The entire event took place at the Q Factory, all the workshops and parties. Inside the venue, in the basement floor there was a small reception and a café. In the first floor you could find the party spaces and the main workshop hall as well as the bar (open Fri-Sun nights) and coat check (open Sat-Sun nights). On the third floor were the two smaller workshop rooms with a (very) small lobby where they sold dance clothes and açaí, and on that floor you could also find the massage therapist. I especially loved the airy first floor!

The venue is surrounded by a couple of pedestrian streets filled with shops of all kinds. Closeby you'll find a canal and lining that is a string of restaurants - a superb spot to have your lunch or dinner. The area is rather easily accessible, though there are not too many hotels close to the venue. We were lucky to find a nice apartment to rent about 10 minutes walk from the venue and I recommend others to group up and find apartments as well if the AZC is also held at Q Factory in the future. See a map of the location at the top of this post!


More about Amsterdam and zouk in the Netherlands


Sum up

Thanks to my roomies for making the weekend extra special!

Thanks to my roomies for making the weekend extra special!

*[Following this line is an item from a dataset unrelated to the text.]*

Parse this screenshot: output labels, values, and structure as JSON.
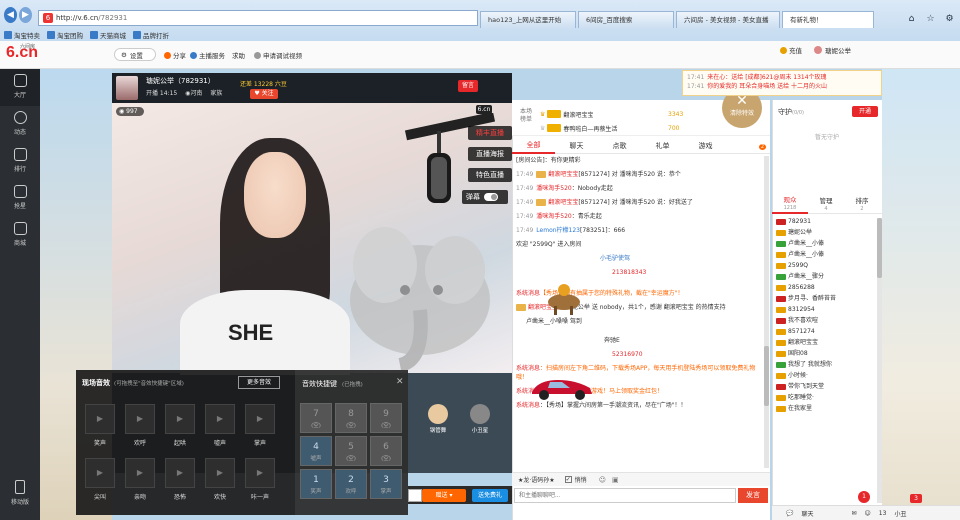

What made the 2015 Amsterdam Zouk Congress special for me was the small things - people's smiles at the workshops and the parties, special moments on the dance floor, pushing myself to a new level.. And just the simple, sunny afternoons and warm evenings with a group of friends in lively Amsterdam. I really liked the new location, a big plus for a zouk tourist like myself; the space was not only well-located in a buzzing neighborhood but it was also a cool modern venue. A minus goes for the cramped space & strange music of the Friday party but all was improved over the weekend. A job well done for the first AZC at the Q Factory!